But I hit a wall and stopped. Something scared me. Painting on my own was different from painting with a group of supportive sisters. And so the painting sat in its unfinished state for the entire summer. And although I created lots of great things during that time, I never really painted again.
Just last week I received notice that Connie would be offering the second online painting class, DEEP, for the last time as live group class. Even though life is busy, I knew that I didn't want to miss the chance to paint fearlessly with a fabulous group of sisters again. So I signed up.
Today was the first day of class. I nestled in the recliner with my laptop and watched Connie's welcome video. Within minutes I was crying tears of loss. I hadn't realized how much I lost when I stopped painting. I had started playing it safe, avoiding creative risks, and hiding from myself and the world. I lost that deepest connection with my creative self.
And so having finished the video and dried my tears, I went into my studio. I had an assignment in hand, but I also had permission to follow my intuition and paint what I felt--assignment be damned. I began taping two pieces of paper together with the intention of taking down my unfinished painting and beginning something new.
But that didn't feel right. My unfinished painting reflected exactly those feelings I was hoping to rediscover through the class. So I decided to start painting on it and see where it led. I turned on my favorite Pandora station, loaded up my palette with an array of gorgeous colors, and dipped my brush into beautiful gooey paint.

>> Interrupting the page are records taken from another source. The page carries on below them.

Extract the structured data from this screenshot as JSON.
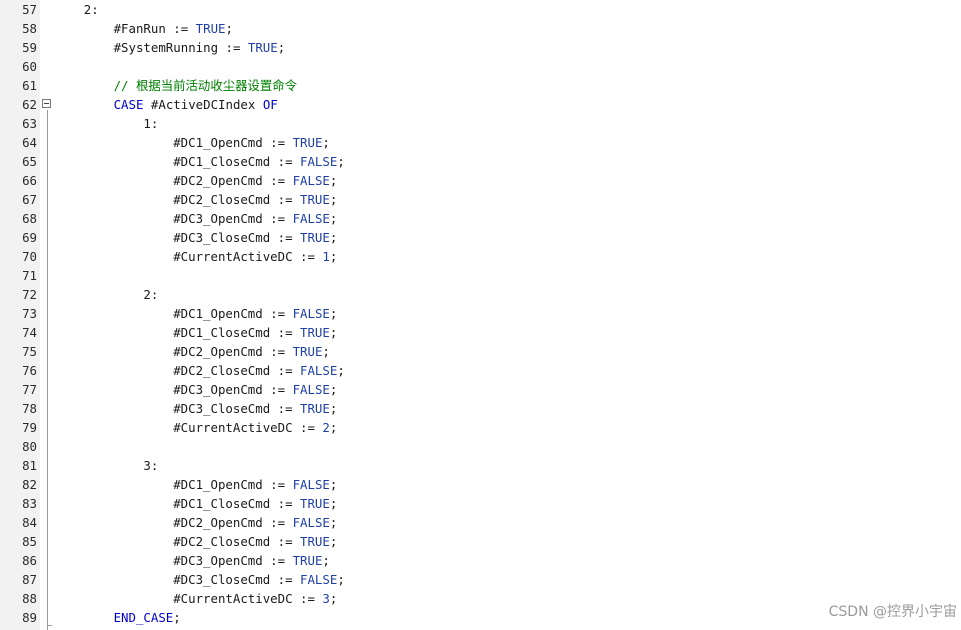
{
  "editor": {
    "lines": [
      {
        "n": "57",
        "indent": 4,
        "segs": [
          [
            "label",
            "2:"
          ]
        ]
      },
      {
        "n": "58",
        "indent": 8,
        "segs": [
          [
            "var",
            "#FanRun"
          ],
          [
            "op",
            " := "
          ],
          [
            "lit",
            "TRUE"
          ],
          [
            "punct",
            ";"
          ]
        ]
      },
      {
        "n": "59",
        "indent": 8,
        "segs": [
          [
            "var",
            "#SystemRunning"
          ],
          [
            "op",
            " := "
          ],
          [
            "lit",
            "TRUE"
          ],
          [
            "punct",
            ";"
          ]
        ]
      },
      {
        "n": "60",
        "indent": 0,
        "segs": []
      },
      {
        "n": "61",
        "indent": 8,
        "segs": [
          [
            "comment",
            "// 根据当前活动收尘器设置命令"
          ]
        ]
      },
      {
        "n": "62",
        "indent": 8,
        "segs": [
          [
            "kw",
            "CASE"
          ],
          [
            "op",
            " "
          ],
          [
            "var",
            "#ActiveDCIndex"
          ],
          [
            "op",
            " "
          ],
          [
            "kw",
            "OF"
          ]
        ]
      },
      {
        "n": "63",
        "indent": 12,
        "segs": [
          [
            "label",
            "1:"
          ]
        ]
      },
      {
        "n": "64",
        "indent": 16,
        "segs": [
          [
            "var",
            "#DC1_OpenCmd"
          ],
          [
            "op",
            " := "
          ],
          [
            "lit",
            "TRUE"
          ],
          [
            "punct",
            ";"
          ]
        ]
      },
      {
        "n": "65",
        "indent": 16,
        "segs": [
          [
            "var",
            "#DC1_CloseCmd"
          ],
          [
            "op",
            " := "
          ],
          [
            "lit",
            "FALSE"
          ],
          [
            "punct",
            ";"
          ]
        ]
      },
      {
        "n": "66",
        "indent": 16,
        "segs": [
          [
            "var",
            "#DC2_OpenCmd"
          ],
          [
            "op",
            " := "
          ],
          [
            "lit",
            "FALSE"
          ],
          [
            "punct",
            ";"
          ]
        ]
      },
      {
        "n": "67",
        "indent": 16,
        "segs": [
          [
            "var",
            "#DC2_CloseCmd"
          ],
          [
            "op",
            " := "
          ],
          [
            "lit",
            "TRUE"
          ],
          [
            "punct",
            ";"
          ]
        ]
      },
      {
        "n": "68",
        "indent": 16,
        "segs": [
          [
            "var",
            "#DC3_OpenCmd"
          ],
          [
            "op",
            " := "
          ],
          [
            "lit",
            "FALSE"
          ],
          [
            "punct",
            ";"
          ]
        ]
      },
      {
        "n": "69",
        "indent": 16,
        "segs": [
          [
            "var",
            "#DC3_CloseCmd"
          ],
          [
            "op",
            " := "
          ],
          [
            "lit",
            "TRUE"
          ],
          [
            "punct",
            ";"
          ]
        ]
      },
      {
        "n": "70",
        "indent": 16,
        "segs": [
          [
            "var",
            "#CurrentActiveDC"
          ],
          [
            "op",
            " := "
          ],
          [
            "num",
            "1"
          ],
          [
            "punct",
            ";"
          ]
        ]
      },
      {
        "n": "71",
        "indent": 0,
        "segs": []
      },
      {
        "n": "72",
        "indent": 12,
        "segs": [
          [
            "label",
            "2:"
          ]
        ]
      },
      {
        "n": "73",
        "indent": 16,
        "segs": [
          [
            "var",
            "#DC1_OpenCmd"
          ],
          [
            "op",
            " := "
          ],
          [
            "lit",
            "FALSE"
          ],
          [
            "punct",
            ";"
          ]
        ]
      },
      {
        "n": "74",
        "indent": 16,
        "segs": [
          [
            "var",
            "#DC1_CloseCmd"
          ],
          [
            "op",
            " := "
          ],
          [
            "lit",
            "TRUE"
          ],
          [
            "punct",
            ";"
          ]
        ]
      },
      {
        "n": "75",
        "indent": 16,
        "segs": [
          [
            "var",
            "#DC2_OpenCmd"
          ],
          [
            "op",
            " := "
          ],
          [
            "lit",
            "TRUE"
          ],
          [
            "punct",
            ";"
          ]
        ]
      },
      {
        "n": "76",
        "indent": 16,
        "segs": [
          [
            "var",
            "#DC2_CloseCmd"
          ],
          [
            "op",
            " := "
          ],
          [
            "lit",
            "FALSE"
          ],
          [
            "punct",
            ";"
          ]
        ]
      },
      {
        "n": "77",
        "indent": 16,
        "segs": [
          [
            "var",
            "#DC3_OpenCmd"
          ],
          [
            "op",
            " := "
          ],
          [
            "lit",
            "FALSE"
          ],
          [
            "punct",
            ";"
          ]
        ]
      },
      {
        "n": "78",
        "indent": 16,
        "segs": [
          [
            "var",
            "#DC3_CloseCmd"
          ],
          [
            "op",
            " := "
          ],
          [
            "lit",
            "TRUE"
          ],
          [
            "punct",
            ";"
          ]
        ]
      },
      {
        "n": "79",
        "indent": 16,
        "segs": [
          [
            "var",
            "#CurrentActiveDC"
          ],
          [
            "op",
            " := "
          ],
          [
            "num",
            "2"
          ],
          [
            "punct",
            ";"
          ]
        ]
      },
      {
        "n": "80",
        "indent": 0,
        "segs": []
      },
      {
        "n": "81",
        "indent": 12,
        "segs": [
          [
            "label",
            "3:"
          ]
        ]
      },
      {
        "n": "82",
        "indent": 16,
        "segs": [
          [
            "var",
            "#DC1_OpenCmd"
          ],
          [
            "op",
            " := "
          ],
          [
            "lit",
            "FALSE"
          ],
          [
            "punct",
            ";"
          ]
        ]
      },
      {
        "n": "83",
        "indent": 16,
        "segs": [
          [
            "var",
            "#DC1_CloseCmd"
          ],
          [
            "op",
            " := "
          ],
          [
            "lit",
            "TRUE"
          ],
          [
            "punct",
            ";"
          ]
        ]
      },
      {
        "n": "84",
        "indent": 16,
        "segs": [
          [
            "var",
            "#DC2_OpenCmd"
          ],
          [
            "op",
            " := "
          ],
          [
            "lit",
            "FALSE"
          ],
          [
            "punct",
            ";"
          ]
        ]
      },
      {
        "n": "85",
        "indent": 16,
        "segs": [
          [
            "var",
            "#DC2_CloseCmd"
          ],
          [
            "op",
            " := "
          ],
          [
            "lit",
            "TRUE"
          ],
          [
            "punct",
            ";"
          ]
        ]
      },
      {
        "n": "86",
        "indent": 16,
        "segs": [
          [
            "var",
            "#DC3_OpenCmd"
          ],
          [
            "op",
            " := "
          ],
          [
            "lit",
            "TRUE"
          ],
          [
            "punct",
            ";"
          ]
        ]
      },
      {
        "n": "87",
        "indent": 16,
        "segs": [
          [
            "var",
            "#DC3_CloseCmd"
          ],
          [
            "op",
            " := "
          ],
          [
            "lit",
            "FALSE"
          ],
          [
            "punct",
            ";"
          ]
        ]
      },
      {
        "n": "88",
        "indent": 16,
        "segs": [
          [
            "var",
            "#CurrentActiveDC"
          ],
          [
            "op",
            " := "
          ],
          [
            "num",
            "3"
          ],
          [
            "punct",
            ";"
          ]
        ]
      },
      {
        "n": "89",
        "indent": 8,
        "segs": [
          [
            "kw",
            "END_CASE"
          ],
          [
            "punct",
            ";"
          ]
        ]
      }
    ]
  },
  "watermark": "CSDN @控界小宇宙",
  "colors": {
    "keyword": "#0000cc",
    "literal": "#1f3fa8",
    "comment": "#008000",
    "gutter_bg": "#f2f2f2"
  }
}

Within minutes I lost myself in the paint, which really means I found myself again.
Time passed without my awareness as I danced in front of my painting. When I found myself holding a brush in my right hand, another brush and palette in my left hand, and a third brush in my mouth, I felt so good I wondered why I ever stopped.
As I finished painting the leaves and the background, I was faced with painting the body and face. I then realized why I had stopped painting--it was those darned hands and feet. Back in the spring, I was so nervous about painting hands and feet that I stopped painting altogether.
But today I had a different way of thinking. This painting was not about hands and feet. It was about the feeling of creative joy I get from fearless painting. I didn't really care what the hands and feet looked like. What I did care about was how returning to painting was like returning to myself. I wasn't going to let some silly appendages keep me from that.
So I loaded my brush with black paint and drew some outlines of hands and feet. That felt like blessed freedom. Look! Feet and hands! Are they perfect? Not even close. But that's not important to me. What is important is that they are. They exist as hands and feet.
I finished the painting soon after that. I don't think I can adequately describe how I feel. It's like a mix of relief, release, joy, and hope. Those missing hands and feet had weighed so heavily on me. But now they are.
And more importantly, now I am.